Class II elastics cause tooth eruption which does not tend to relapse.  Class II springs cause tooth

intrusion and posterior openbite which does tend to relapse. Over-eruption of upper incisors

(and upper canines with phase one Class II elastics) can lead to a gummy smile.

A unilateral Class II elastic on a full edgewise appliance (FEA) is no problem. 

A unilateral phase one Class II elastic is likely to cause an occlusal cant that might be unrecoverable. 

A unlateral Class II spring on a FEA can also cause an occlusal cant and an openbite that requires

good anterior vertical elastic cooperation to resolve.  A unilateral spring on a Xbow does not cause

a cant because there are no brackets on the lower incisors.  Any unilateral intrusion will relapse.

Class II springs with a FEA cause buccal flaring of upper molars which may require posterior crossbite

elastics to recover from.

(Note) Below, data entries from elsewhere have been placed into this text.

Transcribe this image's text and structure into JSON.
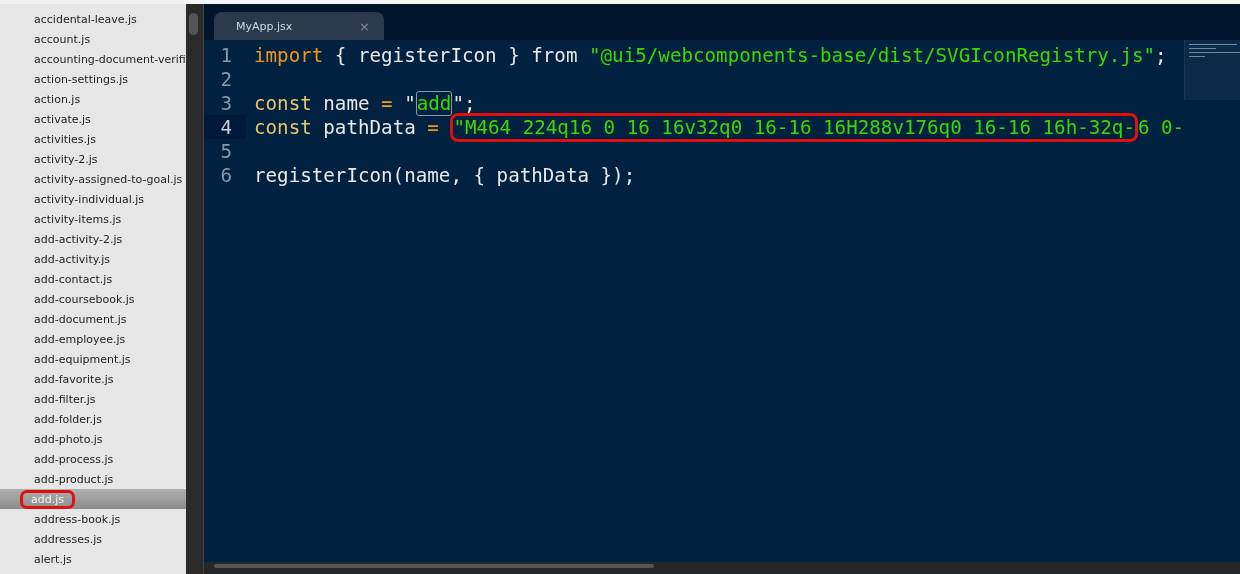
{
  "sidebar": {
    "files": [
      {
        "name": "accidental-leave.js",
        "selected": false,
        "annotated": false
      },
      {
        "name": "account.js",
        "selected": false,
        "annotated": false
      },
      {
        "name": "accounting-document-verifi",
        "selected": false,
        "annotated": false
      },
      {
        "name": "action-settings.js",
        "selected": false,
        "annotated": false
      },
      {
        "name": "action.js",
        "selected": false,
        "annotated": false
      },
      {
        "name": "activate.js",
        "selected": false,
        "annotated": false
      },
      {
        "name": "activities.js",
        "selected": false,
        "annotated": false
      },
      {
        "name": "activity-2.js",
        "selected": false,
        "annotated": false
      },
      {
        "name": "activity-assigned-to-goal.js",
        "selected": false,
        "annotated": false
      },
      {
        "name": "activity-individual.js",
        "selected": false,
        "annotated": false
      },
      {
        "name": "activity-items.js",
        "selected": false,
        "annotated": false
      },
      {
        "name": "add-activity-2.js",
        "selected": false,
        "annotated": false
      },
      {
        "name": "add-activity.js",
        "selected": false,
        "annotated": false
      },
      {
        "name": "add-contact.js",
        "selected": false,
        "annotated": false
      },
      {
        "name": "add-coursebook.js",
        "selected": false,
        "annotated": false
      },
      {
        "name": "add-document.js",
        "selected": false,
        "annotated": false
      },
      {
        "name": "add-employee.js",
        "selected": false,
        "annotated": false
      },
      {
        "name": "add-equipment.js",
        "selected": false,
        "annotated": false
      },
      {
        "name": "add-favorite.js",
        "selected": false,
        "annotated": false
      },
      {
        "name": "add-filter.js",
        "selected": false,
        "annotated": false
      },
      {
        "name": "add-folder.js",
        "selected": false,
        "annotated": false
      },
      {
        "name": "add-photo.js",
        "selected": false,
        "annotated": false
      },
      {
        "name": "add-process.js",
        "selected": false,
        "annotated": false
      },
      {
        "name": "add-product.js",
        "selected": false,
        "annotated": false
      },
      {
        "name": "add.js",
        "selected": true,
        "annotated": true
      },
      {
        "name": "address-book.js",
        "selected": false,
        "annotated": false
      },
      {
        "name": "addresses.js",
        "selected": false,
        "annotated": false
      },
      {
        "name": "alert.js",
        "selected": false,
        "annotated": false
      }
    ]
  },
  "tabs": [
    {
      "label": "MyApp.jsx",
      "close": "×",
      "selected": true
    }
  ],
  "editor": {
    "lines": [
      {
        "number": "1",
        "current": false,
        "tokens": [
          {
            "kind": "keyword",
            "text": "import"
          },
          {
            "kind": "plain",
            "text": " { registerIcon } from "
          },
          {
            "kind": "string",
            "text": "\"@ui5/webcomponents-base/dist/SVGIconRegistry.js\""
          },
          {
            "kind": "plain",
            "text": ";"
          }
        ]
      },
      {
        "number": "2",
        "current": false
      },
      {
        "number": "3",
        "current": false,
        "tokens": [
          {
            "kind": "storage",
            "text": "const"
          },
          {
            "kind": "plain",
            "text": " name "
          },
          {
            "kind": "operator",
            "text": "="
          },
          {
            "kind": "plain",
            "text": " \""
          },
          {
            "kind": "boxed",
            "text": "add"
          },
          {
            "kind": "plain",
            "text": "\";"
          }
        ]
      },
      {
        "number": "4",
        "current": true,
        "tokens": [
          {
            "kind": "storage",
            "text": "const"
          },
          {
            "kind": "plain",
            "text": " pathData "
          },
          {
            "kind": "operator",
            "text": "= "
          },
          {
            "kind": "annotated",
            "text": "\"M464 224q16 0 16 16v32q0 16-16 16H288v176q0 16-16 16h-32q-"
          },
          {
            "kind": "string",
            "text": "6 0-"
          }
        ]
      },
      {
        "number": "5",
        "current": false
      },
      {
        "number": "6",
        "current": false,
        "tokens": [
          {
            "kind": "plain",
            "text": "registerIcon(name, { pathData });"
          }
        ]
      }
    ]
  }
}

Class II springs on a Xbow do not cause the same flaring because of cross arch

stabilization  by the RME.

Both Class II elastics and Class II springs cause proclination of the lower incisors. 

Xbow causes a temporary over-proclination of the lower incisors followed by partial but incomplete uprighting. 

This is necessary in order to over-correct the Class II buccal relationship and to achieve the "bite-catching effect"

and a socked in Class I bicuspid relationship BILATERALLY!

The fact that the Xbow is a phase one appliance allows the clinician to achieve RAPID over-correction of the

sagittal and transverse problems soon after the eruption of the first bicuspids to take advantage of the

"bite-catching effect" of the steep cusps of the first bicuspids.  The side effects such as posterior openbite

and over-proclination of the lower incisors tend to relapse before phase two full edgewise. 

The clinician has a better idea of where the incisors will end up after phase two and can modify the treatment

plan at the beginning of phase two. 

If there is still a deep overbite to treat in phase two then a combination of a bite-turbo and Class II elastics

may be use for rapid bite-opening.  The patient only has to cooperate with elastics for a short time so burn out

is not as big a problem compared to depending on Class II elastic use in phase one and phase two to correct

the entire malocclusion. There is also less chance of over-erupting the upper incisors with short term use of the

Class II elastics.